(Available data)
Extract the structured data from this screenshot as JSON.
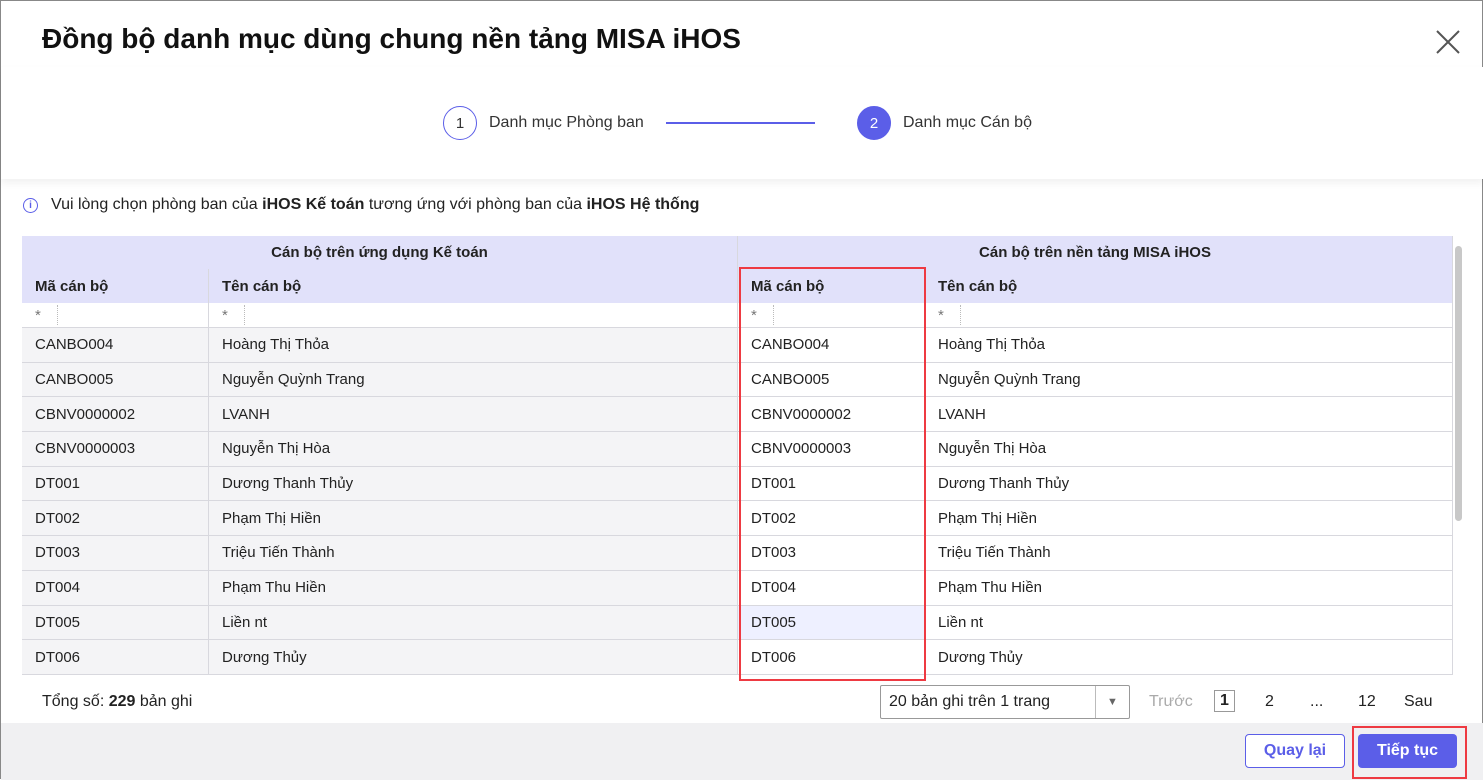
{
  "dialog": {
    "title": "Đồng bộ danh mục dùng chung nền tảng MISA iHOS"
  },
  "steps": [
    {
      "number": "1",
      "label": "Danh mục Phòng ban"
    },
    {
      "number": "2",
      "label": "Danh mục Cán bộ"
    }
  ],
  "info": {
    "text1": "Vui lòng chọn phòng ban của ",
    "bold1": "iHOS Kế toán",
    "text2": " tương ứng với phòng ban của ",
    "bold2": "iHOS Hệ thống"
  },
  "table": {
    "group_left": "Cán bộ trên ứng dụng Kế toán",
    "group_right": "Cán bộ trên nền tảng MISA iHOS",
    "columns": [
      "Mã cán bộ",
      "Tên cán bộ",
      "Mã cán bộ",
      "Tên cán bộ"
    ],
    "filter": "*",
    "rows": [
      [
        "CANBO004",
        "Hoàng Thị Thỏa",
        "CANBO004",
        "Hoàng Thị Thỏa"
      ],
      [
        "CANBO005",
        "Nguyễn Quỳnh Trang",
        "CANBO005",
        "Nguyễn Quỳnh Trang"
      ],
      [
        "CBNV0000002",
        "LVANH",
        "CBNV0000002",
        "LVANH"
      ],
      [
        "CBNV0000003",
        "Nguyễn Thị Hòa",
        "CBNV0000003",
        "Nguyễn Thị Hòa"
      ],
      [
        "DT001",
        "Dương Thanh Thủy",
        "DT001",
        "Dương Thanh Thủy"
      ],
      [
        "DT002",
        "Phạm Thị Hiền",
        "DT002",
        "Phạm Thị Hiền"
      ],
      [
        "DT003",
        "Triệu Tiến Thành",
        "DT003",
        "Triệu Tiến Thành"
      ],
      [
        "DT004",
        "Phạm Thu Hiền",
        "DT004",
        "Phạm Thu Hiền"
      ],
      [
        "DT005",
        "Liền nt",
        "DT005",
        "Liền nt"
      ],
      [
        "DT006",
        "Dương Thủy",
        "DT006",
        "Dương Thủy"
      ]
    ]
  },
  "pager": {
    "total_label": "Tổng số: ",
    "total": "229",
    "total_suffix": " bản ghi",
    "page_size": "20 bản ghi trên 1 trang",
    "prev": "Trước",
    "pages": [
      "1",
      "2",
      "...",
      "12"
    ],
    "next": "Sau"
  },
  "buttons": {
    "back": "Quay lại",
    "continue": "Tiếp tục"
  }
}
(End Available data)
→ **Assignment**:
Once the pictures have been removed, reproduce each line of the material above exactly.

→ **Problem solution**:
Extract the structured data from this screenshot as JSON.
{
  "dialog": {
    "title": "Đồng bộ danh mục dùng chung nền tảng MISA iHOS"
  },
  "steps": [
    {
      "number": "1",
      "label": "Danh mục Phòng ban"
    },
    {
      "number": "2",
      "label": "Danh mục Cán bộ"
    }
  ],
  "info": {
    "text1": "Vui lòng chọn phòng ban của ",
    "bold1": "iHOS Kế toán",
    "text2": " tương ứng với phòng ban của ",
    "bold2": "iHOS Hệ thống"
  },
  "table": {
    "group_left": "Cán bộ trên ứng dụng Kế toán",
    "group_right": "Cán bộ trên nền tảng MISA iHOS",
    "columns": [
      "Mã cán bộ",
      "Tên cán bộ",
      "Mã cán bộ",
      "Tên cán bộ"
    ],
    "filter": "*",
    "rows": [
      [
        "CANBO004",
        "Hoàng Thị Thỏa",
        "CANBO004",
        "Hoàng Thị Thỏa"
      ],
      [
        "CANBO005",
        "Nguyễn Quỳnh Trang",
        "CANBO005",
        "Nguyễn Quỳnh Trang"
      ],
      [
        "CBNV0000002",
        "LVANH",
        "CBNV0000002",
        "LVANH"
      ],
      [
        "CBNV0000003",
        "Nguyễn Thị Hòa",
        "CBNV0000003",
        "Nguyễn Thị Hòa"
      ],
      [
        "DT001",
        "Dương Thanh Thủy",
        "DT001",
        "Dương Thanh Thủy"
      ],
      [
        "DT002",
        "Phạm Thị Hiền",
        "DT002",
        "Phạm Thị Hiền"
      ],
      [
        "DT003",
        "Triệu Tiến Thành",
        "DT003",
        "Triệu Tiến Thành"
      ],
      [
        "DT004",
        "Phạm Thu Hiền",
        "DT004",
        "Phạm Thu Hiền"
      ],
      [
        "DT005",
        "Liền nt",
        "DT005",
        "Liền nt"
      ],
      [
        "DT006",
        "Dương Thủy",
        "DT006",
        "Dương Thủy"
      ]
    ]
  },
  "pager": {
    "total_label": "Tổng số: ",
    "total": "229",
    "total_suffix": " bản ghi",
    "page_size": "20 bản ghi trên 1 trang",
    "prev": "Trước",
    "pages": [
      "1",
      "2",
      "...",
      "12"
    ],
    "next": "Sau"
  },
  "buttons": {
    "back": "Quay lại",
    "continue": "Tiếp tục"
  }
}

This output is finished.